> _WORK ITEM_
Needed from the entries below: every line that holds the word "user".

(TASK INPUT)

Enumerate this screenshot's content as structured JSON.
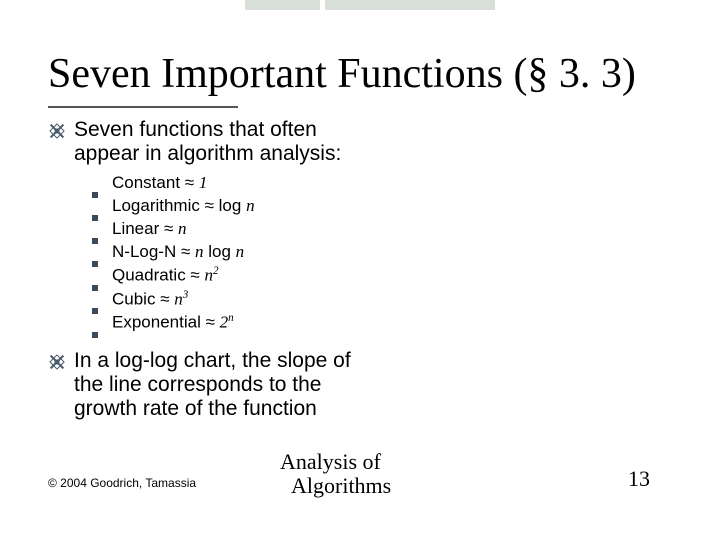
{
  "title": "Seven Important Functions (§ 3. 3)",
  "intro": "Seven functions that often appear in algorithm analysis:",
  "functions": {
    "f0": {
      "name": "Constant",
      "expr": "1"
    },
    "f1": {
      "name": "Logarithmic",
      "expr_prefix": "log ",
      "var": "n"
    },
    "f2": {
      "name": "Linear",
      "var": "n"
    },
    "f3": {
      "name": "N-Log-N",
      "var1": "n",
      "mid": " log ",
      "var2": "n"
    },
    "f4": {
      "name": "Quadratic",
      "var": "n",
      "sup": "2"
    },
    "f5": {
      "name": "Cubic",
      "var": "n",
      "sup": "3"
    },
    "f6": {
      "name": "Exponential",
      "base": "2",
      "sup": "n"
    }
  },
  "note": "In a log-log chart, the slope of the line corresponds to the growth rate of the function",
  "center1": "Analysis of",
  "center2": "Algorithms",
  "pagenum": "13",
  "copyright": "© 2004 Goodrich, Tamassia"
}
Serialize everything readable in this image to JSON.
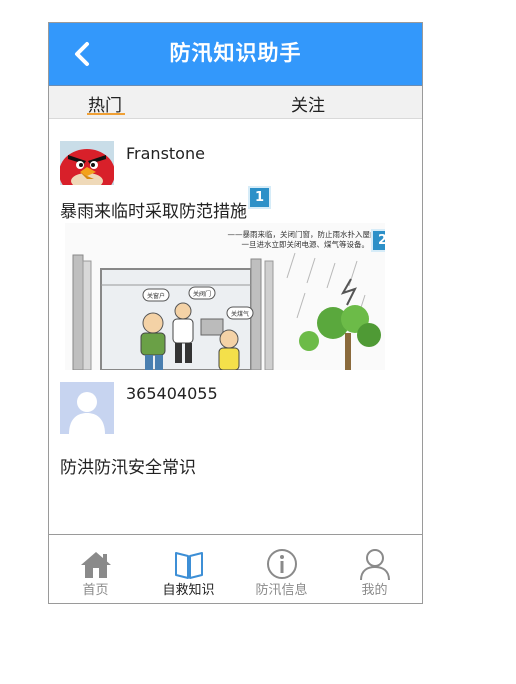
{
  "header": {
    "title": "防汛知识助手",
    "back_icon": "chevron-left-icon",
    "color": "#3398fb"
  },
  "tabs": [
    {
      "label": "热门",
      "active": true
    },
    {
      "label": "关注",
      "active": false
    }
  ],
  "posts": [
    {
      "user": "Franstone",
      "avatar_icon": "angry-bird-avatar",
      "title": "暴雨来临时采取防范措施",
      "badge": "1"
    },
    {
      "user": "365404055",
      "avatar_icon": "default-user-avatar",
      "title": "防洪防汛安全常识"
    }
  ],
  "illustration": {
    "badge": "2",
    "caption_line1": "——暴雨来临，关闭门窗，防止雨水扑入屋内，",
    "caption_line2": "一旦进水立即关闭电源、煤气等设备。",
    "bubble1": "关窗户",
    "bubble2": "关阀门",
    "bubble3": "关煤气"
  },
  "bottom_nav": [
    {
      "label": "首页",
      "icon": "home-icon",
      "active": false
    },
    {
      "label": "自救知识",
      "icon": "book-icon",
      "active": true
    },
    {
      "label": "防汛信息",
      "icon": "info-icon",
      "active": false
    },
    {
      "label": "我的",
      "icon": "user-icon",
      "active": false
    }
  ]
}
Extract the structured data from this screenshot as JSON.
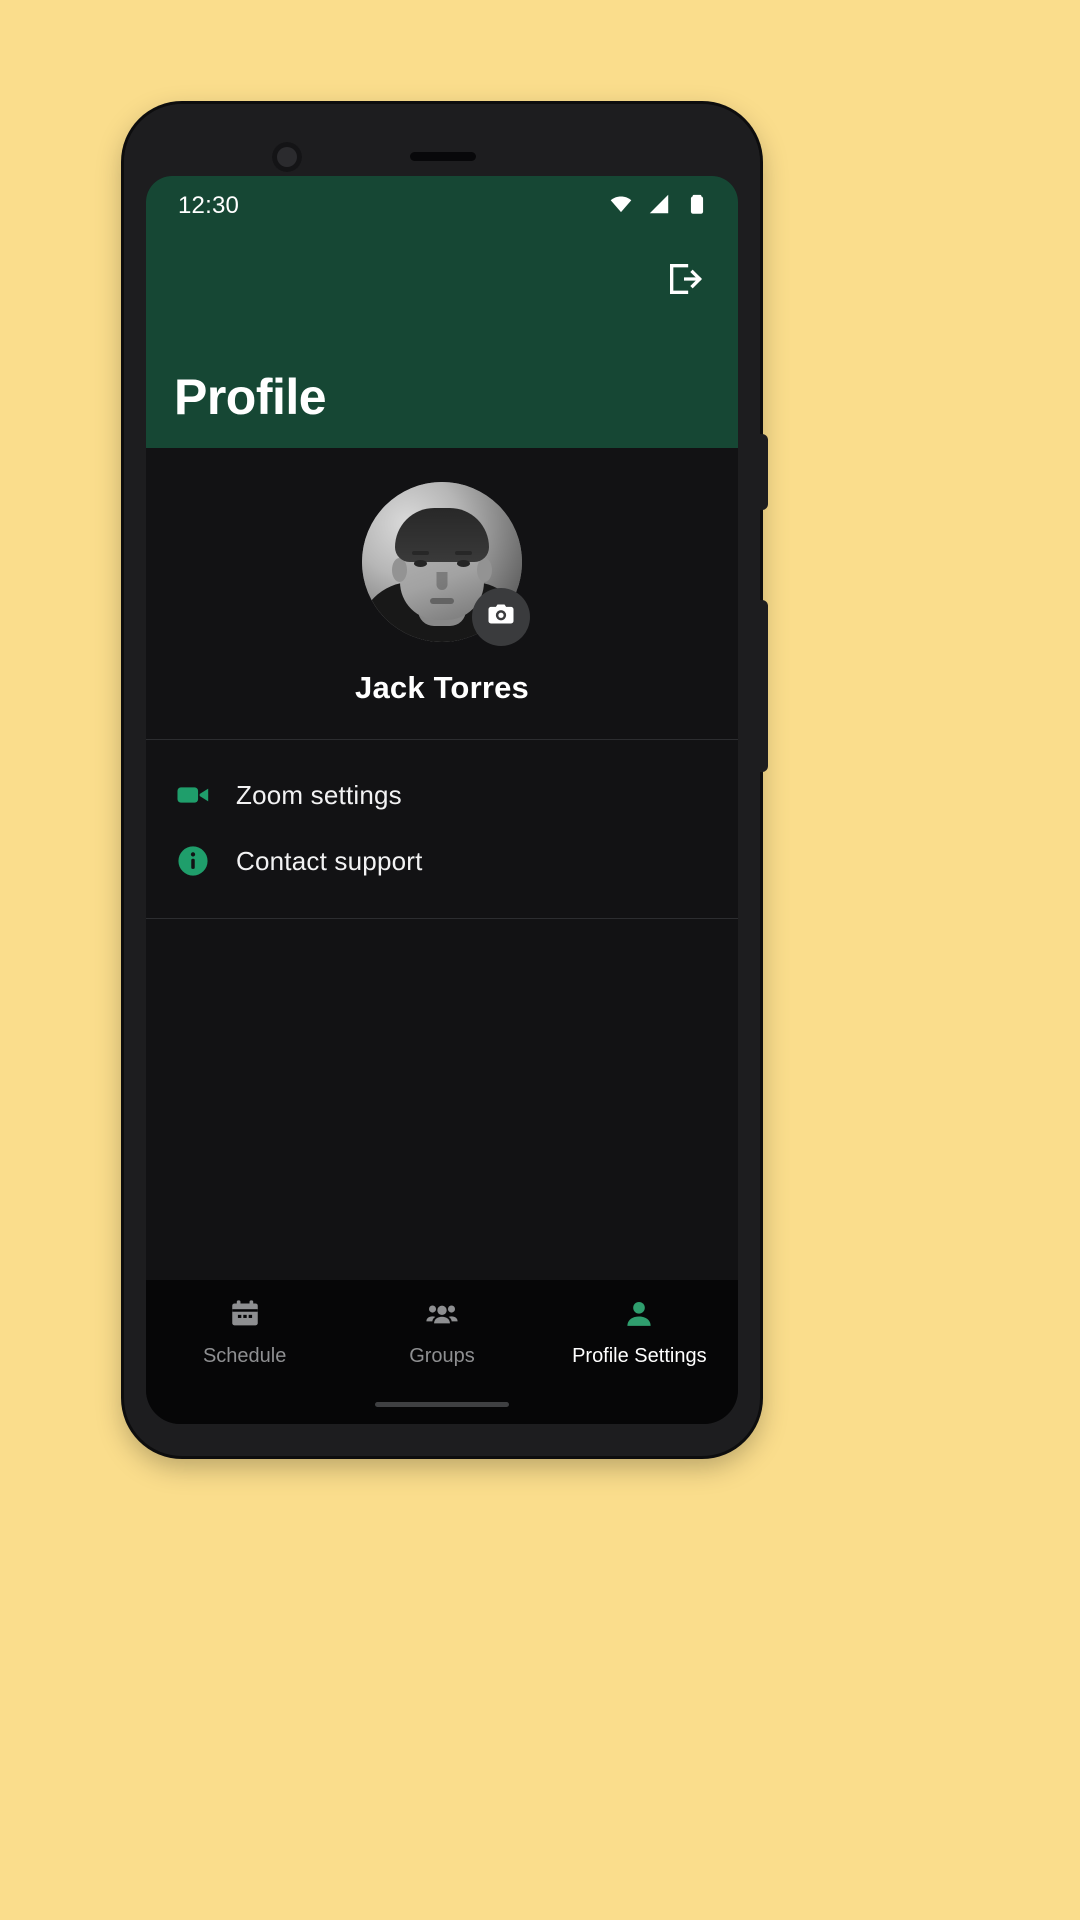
{
  "status_bar": {
    "time": "12:30",
    "icons": [
      "wifi-icon",
      "cellular-signal-icon",
      "battery-icon"
    ]
  },
  "header": {
    "title": "Profile",
    "logout_icon": "logout-icon",
    "background_color": "#164734"
  },
  "profile": {
    "name": "Jack Torres",
    "avatar_alt": "user-avatar-photo",
    "change_photo_icon": "camera-icon"
  },
  "menu": {
    "items": [
      {
        "label": "Zoom settings",
        "icon": "video-camera-icon",
        "icon_color": "#1f9e6b"
      },
      {
        "label": "Contact support",
        "icon": "info-circle-icon",
        "icon_color": "#1f9e6b"
      }
    ]
  },
  "bottom_nav": {
    "items": [
      {
        "label": "Schedule",
        "icon": "calendar-icon",
        "active": false
      },
      {
        "label": "Groups",
        "icon": "people-icon",
        "active": false
      },
      {
        "label": "Profile Settings",
        "icon": "person-icon",
        "active": true
      }
    ],
    "active_color": "#2f9e6e",
    "inactive_color": "#8e8f91"
  },
  "theme": {
    "page_background": "#fadd8c",
    "screen_background": "#121214",
    "accent_green": "#1f9e6b"
  }
}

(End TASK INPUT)

> _PROBLEM SOLUTION_
      "user": "Franstone",
      "user": "365404055",
      "avatar_icon": "default-user-avatar",
      "icon": "user-icon",
    "avatar_alt": "user-avatar-photo",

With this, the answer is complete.